King Herod heard about it, for his fame had become widespread, and people were saying, “John the Baptist has been raised from the dead; that is why mighty powers are at work in him.” Others were saying, “He is Elijah”; still others, “He is a prophet like any of the prophets.” But when Herod learned of it, he said, “It is John whom I beheaded. He has been raised up.” Herod was the one who had John the Baptist arrested and bound in prison on account of Herodias, the wife of his brother Philip, whom he had married. John had said to Herod, “It is not lawful for you to have your brother’s wife.” Herodias harbored a grudge against him and wanted to kill him but was unable to do so. Herod feared John, knowing him to be a righteous and holy man, and kept him in custody. When he heard him speak he was very much perplexed, yet he liked to listen to him. Herodias had an opportunity one day when Herod, on his birthday, gave a banquet for his courtiers, his military officers, and the leading men of Galilee. Herodias’s own daughter came in and performed a dance that delighted Herod and his guests. The king said to the girl, “Ask of me whatever you wish and I will grant it to you.” He even swore many things to her, “I will grant you whatever you ask of me, even to half of my kingdom.” She went out and said to her mother, “What shall I ask for?” She replied, “The head of John the Baptist.” The girl hurried back to the king’s presence and made her request, “I want you to give me at once on a platter the head of John the Baptist.” The king was deeply distressed, but because of his oaths and the guests he did not wish to break his word to her. So he promptly dispatched an executioner with orders to bring back his head. He went off and beheaded him in the prison. He brought in the head on a platter and gave it to the girl. The girl in turn gave it to her mother. When his disciples heard about it, they came and took his body and laid it in a tomb. ( Mark 6:14-29)
This is the one scene in Mark’s Gospel where Jesus is not mentioned. Many theologians believe that it was deliberately written so that we could focus on the character of John the Baptist.
He was a man of great conviction, of deep faith, of great courage and he was a man who had an unswerving commitment to truth – regardless of the cost.
He showed us to live what he was preaching, namely to repent and believe, to make straight the paths of the Lord, and to follow the Lamb of God. He showed us how to die in fidelity to the Lord until the end. His faith has always been placed forward for us to imitate.
While we may never be faced with the ultimate sacrifice of offering our lives up for Christ, the question remains of what we would be willing to endure. Would we risk ridicule, misunderstanding, loss of popularity or even the loss of friends simply for speaking the truth?

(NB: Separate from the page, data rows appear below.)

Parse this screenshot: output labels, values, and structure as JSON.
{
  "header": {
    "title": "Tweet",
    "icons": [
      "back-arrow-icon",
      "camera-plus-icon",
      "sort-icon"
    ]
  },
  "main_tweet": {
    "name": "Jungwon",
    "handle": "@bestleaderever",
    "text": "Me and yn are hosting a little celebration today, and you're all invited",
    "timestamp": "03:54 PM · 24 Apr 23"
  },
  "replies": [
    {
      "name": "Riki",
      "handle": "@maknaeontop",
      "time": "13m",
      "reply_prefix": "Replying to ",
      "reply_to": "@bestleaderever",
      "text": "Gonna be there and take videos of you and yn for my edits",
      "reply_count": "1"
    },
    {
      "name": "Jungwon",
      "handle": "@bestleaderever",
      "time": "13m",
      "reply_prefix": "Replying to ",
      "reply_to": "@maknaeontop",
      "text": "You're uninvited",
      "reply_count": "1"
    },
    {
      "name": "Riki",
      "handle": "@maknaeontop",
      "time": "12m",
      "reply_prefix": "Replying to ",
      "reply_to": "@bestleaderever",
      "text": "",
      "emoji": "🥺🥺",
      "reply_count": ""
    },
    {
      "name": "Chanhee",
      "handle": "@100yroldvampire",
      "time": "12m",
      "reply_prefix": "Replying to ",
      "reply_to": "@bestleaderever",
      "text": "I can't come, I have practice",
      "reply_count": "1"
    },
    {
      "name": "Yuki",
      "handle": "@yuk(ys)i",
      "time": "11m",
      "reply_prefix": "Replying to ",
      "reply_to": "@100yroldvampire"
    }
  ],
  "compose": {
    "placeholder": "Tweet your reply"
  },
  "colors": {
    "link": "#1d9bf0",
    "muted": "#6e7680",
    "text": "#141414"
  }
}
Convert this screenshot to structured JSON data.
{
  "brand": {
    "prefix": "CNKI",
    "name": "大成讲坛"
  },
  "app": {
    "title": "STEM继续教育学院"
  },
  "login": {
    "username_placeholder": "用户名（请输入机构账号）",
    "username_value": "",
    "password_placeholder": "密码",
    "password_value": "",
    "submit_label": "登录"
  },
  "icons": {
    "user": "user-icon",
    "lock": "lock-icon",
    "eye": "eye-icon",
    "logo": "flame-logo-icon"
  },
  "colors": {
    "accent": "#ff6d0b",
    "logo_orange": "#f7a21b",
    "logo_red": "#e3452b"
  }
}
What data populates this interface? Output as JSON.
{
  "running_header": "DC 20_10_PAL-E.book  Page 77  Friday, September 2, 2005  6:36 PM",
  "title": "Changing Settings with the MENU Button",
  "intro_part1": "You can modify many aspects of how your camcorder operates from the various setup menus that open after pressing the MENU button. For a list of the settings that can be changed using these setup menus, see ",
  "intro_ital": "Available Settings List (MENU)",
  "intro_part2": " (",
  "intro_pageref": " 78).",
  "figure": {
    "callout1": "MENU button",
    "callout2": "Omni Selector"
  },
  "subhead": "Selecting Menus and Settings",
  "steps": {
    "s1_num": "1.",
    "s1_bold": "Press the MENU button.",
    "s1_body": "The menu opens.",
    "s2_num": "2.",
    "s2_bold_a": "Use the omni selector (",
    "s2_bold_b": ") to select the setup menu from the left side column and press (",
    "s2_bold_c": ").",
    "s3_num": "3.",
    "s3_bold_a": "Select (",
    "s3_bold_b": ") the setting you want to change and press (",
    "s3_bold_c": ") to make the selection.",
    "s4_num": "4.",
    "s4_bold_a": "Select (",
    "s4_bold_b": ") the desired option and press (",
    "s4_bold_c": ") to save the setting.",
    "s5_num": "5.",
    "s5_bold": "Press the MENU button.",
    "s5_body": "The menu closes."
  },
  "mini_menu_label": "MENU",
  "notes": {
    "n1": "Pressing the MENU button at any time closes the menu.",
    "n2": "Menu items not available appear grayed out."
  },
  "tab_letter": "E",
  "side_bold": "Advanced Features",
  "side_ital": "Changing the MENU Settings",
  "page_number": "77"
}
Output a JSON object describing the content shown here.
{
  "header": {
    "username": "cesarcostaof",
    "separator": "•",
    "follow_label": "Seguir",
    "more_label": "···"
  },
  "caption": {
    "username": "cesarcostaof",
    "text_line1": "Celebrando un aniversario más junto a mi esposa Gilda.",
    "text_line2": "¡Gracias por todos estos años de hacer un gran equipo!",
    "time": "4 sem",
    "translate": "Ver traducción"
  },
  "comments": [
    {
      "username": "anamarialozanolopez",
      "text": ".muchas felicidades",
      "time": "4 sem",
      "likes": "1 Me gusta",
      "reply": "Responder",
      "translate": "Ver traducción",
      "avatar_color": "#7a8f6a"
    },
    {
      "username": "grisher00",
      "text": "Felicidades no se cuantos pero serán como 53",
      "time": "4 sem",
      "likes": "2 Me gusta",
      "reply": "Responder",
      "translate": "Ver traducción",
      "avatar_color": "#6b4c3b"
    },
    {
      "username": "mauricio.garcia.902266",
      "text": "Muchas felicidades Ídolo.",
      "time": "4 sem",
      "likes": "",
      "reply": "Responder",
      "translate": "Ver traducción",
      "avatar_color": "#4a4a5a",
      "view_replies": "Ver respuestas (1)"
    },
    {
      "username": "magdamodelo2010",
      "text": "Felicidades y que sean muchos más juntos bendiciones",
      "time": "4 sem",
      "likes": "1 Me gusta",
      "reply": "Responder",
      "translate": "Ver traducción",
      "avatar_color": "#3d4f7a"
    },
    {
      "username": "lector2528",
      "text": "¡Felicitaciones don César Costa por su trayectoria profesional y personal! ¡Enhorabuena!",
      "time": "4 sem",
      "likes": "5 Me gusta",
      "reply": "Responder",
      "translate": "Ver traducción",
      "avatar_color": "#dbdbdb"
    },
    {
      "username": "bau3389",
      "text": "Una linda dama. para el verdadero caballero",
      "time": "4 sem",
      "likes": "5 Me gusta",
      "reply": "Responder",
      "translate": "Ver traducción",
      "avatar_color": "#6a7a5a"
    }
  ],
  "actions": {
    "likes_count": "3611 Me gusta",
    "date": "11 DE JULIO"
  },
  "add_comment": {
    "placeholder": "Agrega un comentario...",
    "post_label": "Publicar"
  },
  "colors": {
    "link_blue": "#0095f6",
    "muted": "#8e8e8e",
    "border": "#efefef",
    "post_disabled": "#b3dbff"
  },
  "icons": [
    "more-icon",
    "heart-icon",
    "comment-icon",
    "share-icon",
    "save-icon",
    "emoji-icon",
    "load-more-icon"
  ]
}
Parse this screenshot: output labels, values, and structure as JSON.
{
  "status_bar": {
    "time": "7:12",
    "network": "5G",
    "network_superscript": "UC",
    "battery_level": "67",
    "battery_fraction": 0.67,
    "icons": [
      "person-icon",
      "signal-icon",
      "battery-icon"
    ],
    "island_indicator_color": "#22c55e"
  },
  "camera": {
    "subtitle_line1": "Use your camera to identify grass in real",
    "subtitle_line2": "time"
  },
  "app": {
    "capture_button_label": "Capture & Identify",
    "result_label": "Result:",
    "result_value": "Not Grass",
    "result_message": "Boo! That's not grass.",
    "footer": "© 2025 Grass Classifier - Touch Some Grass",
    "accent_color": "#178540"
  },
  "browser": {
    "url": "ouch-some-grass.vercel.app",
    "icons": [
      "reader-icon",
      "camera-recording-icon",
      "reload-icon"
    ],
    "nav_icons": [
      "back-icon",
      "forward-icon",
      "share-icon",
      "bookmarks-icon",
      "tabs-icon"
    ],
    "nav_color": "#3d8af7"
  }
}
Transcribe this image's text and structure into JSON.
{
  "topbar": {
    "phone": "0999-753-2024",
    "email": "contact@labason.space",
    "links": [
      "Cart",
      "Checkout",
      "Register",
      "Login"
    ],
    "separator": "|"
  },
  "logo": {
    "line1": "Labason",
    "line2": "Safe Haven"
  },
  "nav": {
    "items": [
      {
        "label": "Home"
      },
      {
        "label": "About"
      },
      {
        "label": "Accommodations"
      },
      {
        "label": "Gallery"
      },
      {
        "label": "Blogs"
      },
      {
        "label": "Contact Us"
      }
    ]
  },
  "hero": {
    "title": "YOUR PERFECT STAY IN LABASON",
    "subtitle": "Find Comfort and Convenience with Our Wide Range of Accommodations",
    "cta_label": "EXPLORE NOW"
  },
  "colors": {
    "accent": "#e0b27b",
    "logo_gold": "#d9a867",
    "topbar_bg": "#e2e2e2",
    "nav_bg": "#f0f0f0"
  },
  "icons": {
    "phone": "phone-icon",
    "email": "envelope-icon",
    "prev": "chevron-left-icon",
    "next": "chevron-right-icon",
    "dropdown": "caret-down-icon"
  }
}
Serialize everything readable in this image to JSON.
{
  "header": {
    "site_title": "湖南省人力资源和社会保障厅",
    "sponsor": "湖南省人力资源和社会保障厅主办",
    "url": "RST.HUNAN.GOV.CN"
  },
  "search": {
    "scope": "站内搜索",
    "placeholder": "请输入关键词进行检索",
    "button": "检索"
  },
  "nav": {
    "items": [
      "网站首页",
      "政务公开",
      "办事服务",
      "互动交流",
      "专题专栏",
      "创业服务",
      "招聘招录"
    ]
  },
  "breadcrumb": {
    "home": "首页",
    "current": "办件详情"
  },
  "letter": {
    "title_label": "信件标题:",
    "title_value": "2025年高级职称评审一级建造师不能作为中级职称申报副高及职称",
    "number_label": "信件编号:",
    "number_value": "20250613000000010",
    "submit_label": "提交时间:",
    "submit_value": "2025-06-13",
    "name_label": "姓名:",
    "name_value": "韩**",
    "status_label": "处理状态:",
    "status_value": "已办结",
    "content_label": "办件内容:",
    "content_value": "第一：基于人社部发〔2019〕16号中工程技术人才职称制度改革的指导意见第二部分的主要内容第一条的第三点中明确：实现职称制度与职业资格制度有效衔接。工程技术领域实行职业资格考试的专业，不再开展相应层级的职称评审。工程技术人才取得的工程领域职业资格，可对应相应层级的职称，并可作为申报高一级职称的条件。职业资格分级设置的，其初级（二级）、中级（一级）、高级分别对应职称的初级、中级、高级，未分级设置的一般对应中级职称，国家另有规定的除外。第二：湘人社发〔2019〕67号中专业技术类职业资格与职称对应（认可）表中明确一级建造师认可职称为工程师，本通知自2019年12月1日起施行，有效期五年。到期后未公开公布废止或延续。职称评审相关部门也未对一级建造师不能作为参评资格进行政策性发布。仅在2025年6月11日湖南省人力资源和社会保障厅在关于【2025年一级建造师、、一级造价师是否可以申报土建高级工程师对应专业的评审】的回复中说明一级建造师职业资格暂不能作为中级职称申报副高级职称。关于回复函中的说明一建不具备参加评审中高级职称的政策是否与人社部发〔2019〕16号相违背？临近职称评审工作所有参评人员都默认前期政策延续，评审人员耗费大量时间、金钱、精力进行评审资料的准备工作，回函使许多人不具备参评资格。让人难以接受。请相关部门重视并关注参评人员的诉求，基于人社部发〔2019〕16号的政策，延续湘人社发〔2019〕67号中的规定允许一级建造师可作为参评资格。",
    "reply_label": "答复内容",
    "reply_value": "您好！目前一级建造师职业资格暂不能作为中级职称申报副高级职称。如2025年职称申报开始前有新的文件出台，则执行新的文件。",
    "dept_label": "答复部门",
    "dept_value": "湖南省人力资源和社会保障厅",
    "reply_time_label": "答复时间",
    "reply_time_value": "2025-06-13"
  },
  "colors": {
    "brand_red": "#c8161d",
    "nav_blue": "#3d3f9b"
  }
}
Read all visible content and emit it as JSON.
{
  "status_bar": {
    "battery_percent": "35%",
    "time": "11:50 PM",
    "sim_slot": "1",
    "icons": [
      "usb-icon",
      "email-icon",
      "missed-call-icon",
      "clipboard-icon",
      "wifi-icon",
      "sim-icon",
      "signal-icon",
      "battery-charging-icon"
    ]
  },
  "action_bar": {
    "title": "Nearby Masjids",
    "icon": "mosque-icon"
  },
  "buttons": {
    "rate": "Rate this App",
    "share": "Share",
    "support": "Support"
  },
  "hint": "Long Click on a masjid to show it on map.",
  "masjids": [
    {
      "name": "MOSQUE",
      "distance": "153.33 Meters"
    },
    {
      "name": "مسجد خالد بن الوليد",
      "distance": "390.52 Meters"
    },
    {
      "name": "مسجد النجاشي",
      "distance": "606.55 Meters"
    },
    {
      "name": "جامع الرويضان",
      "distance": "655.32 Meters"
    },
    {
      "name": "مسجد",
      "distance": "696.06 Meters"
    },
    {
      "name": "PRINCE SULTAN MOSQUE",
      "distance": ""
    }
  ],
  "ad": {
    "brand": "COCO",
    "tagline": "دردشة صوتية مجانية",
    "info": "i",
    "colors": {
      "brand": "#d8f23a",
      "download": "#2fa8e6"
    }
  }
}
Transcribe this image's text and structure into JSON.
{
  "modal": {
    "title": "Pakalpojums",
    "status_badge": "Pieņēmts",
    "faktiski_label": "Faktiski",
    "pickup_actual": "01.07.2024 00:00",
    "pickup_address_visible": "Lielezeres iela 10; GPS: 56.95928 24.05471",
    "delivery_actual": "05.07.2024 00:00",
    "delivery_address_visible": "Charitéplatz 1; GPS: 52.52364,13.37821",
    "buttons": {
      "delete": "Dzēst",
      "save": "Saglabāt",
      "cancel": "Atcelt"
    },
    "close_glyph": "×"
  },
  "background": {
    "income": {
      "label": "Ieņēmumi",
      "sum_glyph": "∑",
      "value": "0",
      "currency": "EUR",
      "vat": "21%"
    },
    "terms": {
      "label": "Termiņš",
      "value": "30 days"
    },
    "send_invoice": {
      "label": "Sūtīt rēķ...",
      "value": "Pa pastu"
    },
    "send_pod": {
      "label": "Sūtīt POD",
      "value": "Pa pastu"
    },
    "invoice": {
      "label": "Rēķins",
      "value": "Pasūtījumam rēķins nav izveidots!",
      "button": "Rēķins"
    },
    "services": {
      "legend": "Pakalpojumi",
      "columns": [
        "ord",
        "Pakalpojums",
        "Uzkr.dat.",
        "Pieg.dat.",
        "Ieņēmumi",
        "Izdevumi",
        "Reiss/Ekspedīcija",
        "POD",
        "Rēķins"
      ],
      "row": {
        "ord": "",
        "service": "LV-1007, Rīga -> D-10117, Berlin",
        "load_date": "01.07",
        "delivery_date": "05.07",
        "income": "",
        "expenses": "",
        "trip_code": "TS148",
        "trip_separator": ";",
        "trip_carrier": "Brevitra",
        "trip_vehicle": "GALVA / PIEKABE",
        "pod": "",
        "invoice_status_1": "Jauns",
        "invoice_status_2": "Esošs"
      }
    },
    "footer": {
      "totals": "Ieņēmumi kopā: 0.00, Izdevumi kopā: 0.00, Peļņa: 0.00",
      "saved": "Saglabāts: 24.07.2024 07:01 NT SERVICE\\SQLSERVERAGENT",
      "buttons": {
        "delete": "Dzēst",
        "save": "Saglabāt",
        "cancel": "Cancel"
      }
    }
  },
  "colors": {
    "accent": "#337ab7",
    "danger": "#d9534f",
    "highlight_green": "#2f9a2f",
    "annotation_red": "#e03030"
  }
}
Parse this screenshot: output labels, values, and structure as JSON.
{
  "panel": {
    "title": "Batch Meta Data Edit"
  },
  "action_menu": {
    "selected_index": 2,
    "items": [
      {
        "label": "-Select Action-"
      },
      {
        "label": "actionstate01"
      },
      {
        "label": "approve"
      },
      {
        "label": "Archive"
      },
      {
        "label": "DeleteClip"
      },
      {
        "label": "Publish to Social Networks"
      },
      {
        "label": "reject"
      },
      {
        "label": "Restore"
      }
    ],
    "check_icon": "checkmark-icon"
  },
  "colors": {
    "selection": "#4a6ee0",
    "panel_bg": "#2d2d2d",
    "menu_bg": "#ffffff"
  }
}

There is a warning here. We are always in danger of making choices that undermine our faith and align us not with God’s kingdom, but rather with the principalities and powers of this world. A little compromise here … a little laziness there …a little winking of the eye . . .too much of tuning out the world so we have” peace” and suddenly we wake up in a place that is far removed from where we should be standing as a faithful, committed follower of Jesus Christ.
Our lives are filled with choices . . . especially if you spend at least some of your time living in a banquet hall where there is so much power and so much entertainment and so much to eat and drink that the faithful choices can become hard to see–until distant lives have been harmed or even lost and we are somehow involved, if not directly responsible.
The Gospel lesson reminds us that the task of following Jesus will never be easy. The road is rocky. Resistance can be expected. We still live in a world where those entrusted with political power live in fear that their authority will be challenged. Too many leaders are committed to expediency, and willing to compromise truth, justice, and compassion if they think it will win some votes.
Jesus calls us to belong to Him, speaking the truth no matter the cost, working as best we can to bring justice for all, and living lives of compassion and concern for those in need. Jesus calls us to live beyond ourselves. Let us strive to do so with God’s help.
Prayer of The Day
“Holy and merciful God, give us courage to choose your way in the midst of so many choices. Empower us to live the prayer Jesus has taught us: “Your kingdom come. Your will be done on earth–this earth–as it is in heaven.”
The story of John’s beheading is shocking, and it’s meant to be–to shock us out of complacency in a faith that comes at little or no cost. Relatively few Christians, thanks be to God, are called to be martyrs. But all of us who would follow Christ are called to confront, as well as we can, the wrong we see around us, and confrontation is never comfortable. To pay that price is to stand with many who followed the path that John prepared for the One who came after him.